Yesterday, Josephine and I were finishing up watching CBS Sunday morning and we’d reached the part where they show this week’s calendar. That’s how I know that today is Cancer Awareness Day. When it was announced on TV I thought “great! I’ll just add that to the list of things I’m totally aware of this week.” Like for instance, how Chris would be forty eight on Wednesday. The day after Chris’s very last birthday, I spent the whole day crying. The. Entire. Day. I just cried and cried and cried and cried. By the time Chris actually did die, two days later, I was a complete shell of a human being. The nurse told me Chris had passed and I looked at the hospice care worker and said “what do I do now?” She thought I was asking about who comes and takes the body and all of that other stuff you have to take care of when someone dies. I kind of meant that, but I was really curious about what exactly I was going to do now, in general, for the rest of my life. These are the thoughts the I am very much aware of every year during this particular week in February.

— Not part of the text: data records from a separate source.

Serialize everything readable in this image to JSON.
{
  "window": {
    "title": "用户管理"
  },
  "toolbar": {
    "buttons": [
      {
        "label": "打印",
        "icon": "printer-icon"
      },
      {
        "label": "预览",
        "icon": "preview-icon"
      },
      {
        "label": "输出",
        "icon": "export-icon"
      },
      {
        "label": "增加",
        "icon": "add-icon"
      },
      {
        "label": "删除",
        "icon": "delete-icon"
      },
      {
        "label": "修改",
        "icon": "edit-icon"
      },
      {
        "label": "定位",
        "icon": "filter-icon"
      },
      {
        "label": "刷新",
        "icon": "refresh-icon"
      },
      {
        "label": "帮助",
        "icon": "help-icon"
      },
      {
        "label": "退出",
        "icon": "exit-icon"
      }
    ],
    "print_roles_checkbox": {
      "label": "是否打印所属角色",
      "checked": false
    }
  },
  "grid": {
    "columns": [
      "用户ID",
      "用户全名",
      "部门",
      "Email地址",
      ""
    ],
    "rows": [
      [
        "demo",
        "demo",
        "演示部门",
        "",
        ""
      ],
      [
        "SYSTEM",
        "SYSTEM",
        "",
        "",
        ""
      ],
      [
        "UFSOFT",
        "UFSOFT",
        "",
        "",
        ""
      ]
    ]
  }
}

The thing that I am usually least aware of during this week is what killed Chris. Abnormal cell growth formed a tumor on Chris’s liver right around the junction of where the left and right hepatic duct meet up. This meant that he was no longer able to excrete liver wastes and bile, which aids in digestion. Still to this day, I have a hard time admitting that cancer was the cause of Chris’s death. It just happened way too fast and without any warnings for me to be able to admit that. Also, at the end of the day, no one was really able to tell us what had caused his cancer. They found a small amount of cancer cells in esophagus and one specialist tried to link the tumor to those. They also talked about hepatitis B. If you read this article on Viruses and Human Cancer in the Yale Journal of Biology and Medicine, then the whole hep B theory makes the most sense. Don’t worry. I was vaccinated for hep B and C ages ago. Chris’s vaccination history was a bit sketchy. No one could say for sure what vaccines he’d had over the years.

Viruses are the cause of around fifteen percent of cancers. Epstein Barr, hepatitis B and C, human papilloma virus (HPV), human immunodeficiency virus (HIV). The hepatitis viruses and HPV are about the only ones with vaccines. They can all be prevented by using safe sex and safe needle practices. So maybe instead of focusing so much awareness on finding a cure for cancer, maybe we should be doing more to prevent the cancers we know how to prevent.